In the context of romhacking, "endianness" is a misappropriation: its usage has nothing at all to do with the actual order of bytes its prefix denotes, but is rather the case of an error of articulation that became standardized, and so obtained a meaning independent of the conventions of language. In romhacking (as internally with respect to the CPUs used in older systems, "little-endian" means the least signficiant byte is ordered first in memory, not last. "Big-endian", conversely, means the most significant byte is first. "Little-endian" is actually "little-firstian" or "little-startian", and "Big-endian" is actually "Big-firstian" or "Big-startian" (only in the context of hacking).
Assemblers and compilers require the use of standard hexidecimal in code, which is little-endian in its truest sense, so the order in which you write the hex nibbles in your code may or may not be the order in which you pull them from memory, depending on the endianness of the architecture. (for example, it's not reversed on Sega Genesis, but is reversed on Nintendo or the Master System/Game Gear, for that matter).

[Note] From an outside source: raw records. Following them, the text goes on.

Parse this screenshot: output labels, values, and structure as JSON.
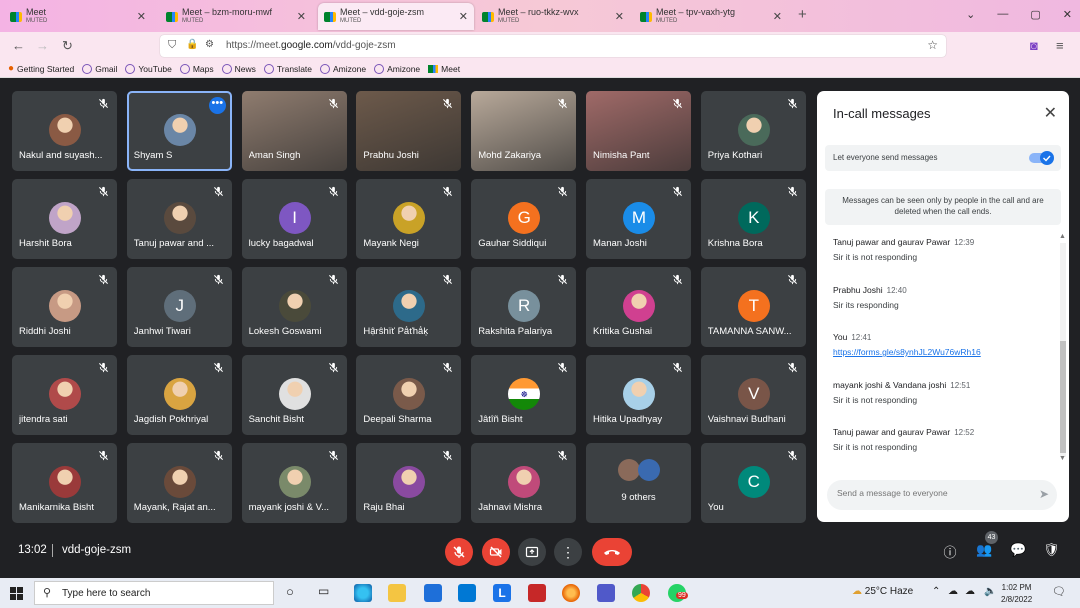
{
  "browser": {
    "tabs": [
      {
        "title": "Meet",
        "sub": "MUTED",
        "active": false
      },
      {
        "title": "Meet – bzm-moru-mwf",
        "sub": "MUTED",
        "active": false
      },
      {
        "title": "Meet – vdd-goje-zsm",
        "sub": "MUTED",
        "active": true
      },
      {
        "title": "Meet – ruo-tkkz-wvx",
        "sub": "MUTED",
        "active": false
      },
      {
        "title": "Meet – tpv-vaxh-ytg",
        "sub": "MUTED",
        "active": false
      }
    ],
    "new_tab": "+",
    "url_prefix": "https://meet.",
    "url_domain": "google.com",
    "url_path": "/vdd-goje-zsm",
    "bookmarks": [
      "Getting Started",
      "Gmail",
      "YouTube",
      "Maps",
      "News",
      "Translate",
      "Amizone",
      "Amizone",
      "Meet"
    ]
  },
  "meeting": {
    "clock": "13:02",
    "code": "vdd-goje-zsm",
    "participants_count": "43",
    "tiles": [
      {
        "name": "Nakul and suyash...",
        "kind": "photo",
        "color": "#8a5a44"
      },
      {
        "name": "Shyam S",
        "kind": "photo",
        "color": "#6a86a6",
        "selected": true
      },
      {
        "name": "Aman Singh",
        "kind": "video",
        "color": "#8f7c6f"
      },
      {
        "name": "Prabhu Joshi",
        "kind": "video",
        "color": "#6d5a4b"
      },
      {
        "name": "Mohd Zakariya",
        "kind": "video",
        "color": "#b8a99a"
      },
      {
        "name": "Nimisha Pant",
        "kind": "video",
        "color": "#a06a68"
      },
      {
        "name": "Priya Kothari",
        "kind": "photo",
        "color": "#4a6a5a"
      },
      {
        "name": "Harshit Bora",
        "kind": "photo",
        "color": "#c0a4c8"
      },
      {
        "name": "Tanuj pawar and ...",
        "kind": "photo",
        "color": "#5a4a3e"
      },
      {
        "name": "lucky bagadwal",
        "kind": "initial",
        "initial": "I",
        "color": "#7e57c2"
      },
      {
        "name": "Mayank Negi",
        "kind": "photo",
        "color": "#c9a227"
      },
      {
        "name": "Gauhar Siddiqui",
        "kind": "initial",
        "initial": "G",
        "color": "#f4711f"
      },
      {
        "name": "Manan Joshi",
        "kind": "initial",
        "initial": "M",
        "color": "#1a8ce8"
      },
      {
        "name": "Krishna Bora",
        "kind": "initial",
        "initial": "K",
        "color": "#00695c"
      },
      {
        "name": "Riddhi Joshi",
        "kind": "photo",
        "color": "#c79a84"
      },
      {
        "name": "Janhwi Tiwari",
        "kind": "initial",
        "initial": "J",
        "color": "#5f6e7a"
      },
      {
        "name": "Lokesh Goswami",
        "kind": "photo",
        "color": "#4a4a3a"
      },
      {
        "name": "Hậrŝhïť Pǻťhǻķ",
        "kind": "photo",
        "color": "#2d6a8a"
      },
      {
        "name": "Rakshita Palariya",
        "kind": "initial",
        "initial": "R",
        "color": "#78909c"
      },
      {
        "name": "Kritika Gushai",
        "kind": "photo",
        "color": "#d04090"
      },
      {
        "name": "TAMANNA SANW...",
        "kind": "initial",
        "initial": "T",
        "color": "#f4711f"
      },
      {
        "name": "jitendra sati",
        "kind": "photo",
        "color": "#b04a4a"
      },
      {
        "name": "Jagdish Pokhriyal",
        "kind": "photo",
        "color": "#d9a441"
      },
      {
        "name": "Sanchit Bisht",
        "kind": "photo",
        "color": "#e0e0e0"
      },
      {
        "name": "Deepali Sharma",
        "kind": "photo",
        "color": "#7a5a4a"
      },
      {
        "name": "Jâtîñ Bisht",
        "kind": "flag",
        "color": "#ff9933"
      },
      {
        "name": "Hitika Upadhyay",
        "kind": "photo",
        "color": "#a8d0e8"
      },
      {
        "name": "Vaishnavi Budhani",
        "kind": "initial",
        "initial": "V",
        "color": "#795548"
      },
      {
        "name": "Manikarnika Bisht",
        "kind": "photo",
        "color": "#9a3a3a"
      },
      {
        "name": "Mayank, Rajat an...",
        "kind": "photo",
        "color": "#6a4a3a"
      },
      {
        "name": "mayank joshi & V...",
        "kind": "photo",
        "color": "#7a8a6a"
      },
      {
        "name": "Raju Bhai",
        "kind": "photo",
        "color": "#8a4aa0"
      },
      {
        "name": "Jahnavi Mishra",
        "kind": "photo",
        "color": "#c04a7a"
      },
      {
        "name": "9 others",
        "kind": "others",
        "color": "#3a6ab0"
      },
      {
        "name": "You",
        "kind": "initial",
        "initial": "C",
        "color": "#00897b"
      }
    ]
  },
  "panel": {
    "title": "In-call messages",
    "toggle_label": "Let everyone send messages",
    "notice": "Messages can be seen only by people in the call and are deleted when the call ends.",
    "messages": [
      {
        "sender": "Tanuj pawar and gaurav Pawar",
        "time": "12:39",
        "text": "Sir it is not responding"
      },
      {
        "sender": "Prabhu Joshi",
        "time": "12:40",
        "text": "Sir its responding"
      },
      {
        "sender": "You",
        "time": "12:41",
        "link": "https://forms.gle/s8ynhJL2Wu76wRh16"
      },
      {
        "sender": "mayank joshi & Vandana joshi",
        "time": "12:51",
        "text": "Sir it is not responding"
      },
      {
        "sender": "Tanuj pawar and gaurav Pawar",
        "time": "12:52",
        "text": "Sir it is not responding"
      }
    ],
    "compose_placeholder": "Send a message to everyone"
  },
  "taskbar": {
    "search_placeholder": "Type here to search",
    "weather": "25°C Haze",
    "time": "1:02 PM",
    "date": "2/8/2022",
    "whatsapp_badge": "99"
  }
}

Many newer architectures use bi-endianness, in which the endianess varies depending on the context.
Little endian systems
- Nintendo Entertainment System
- Super Nintendo
- Nintendo Game Boy
- Nintendo Game Boy Advance
- Nintendo DS
Big endian systems
- Sega Genesis
- Many Internet protocols, such as TCP.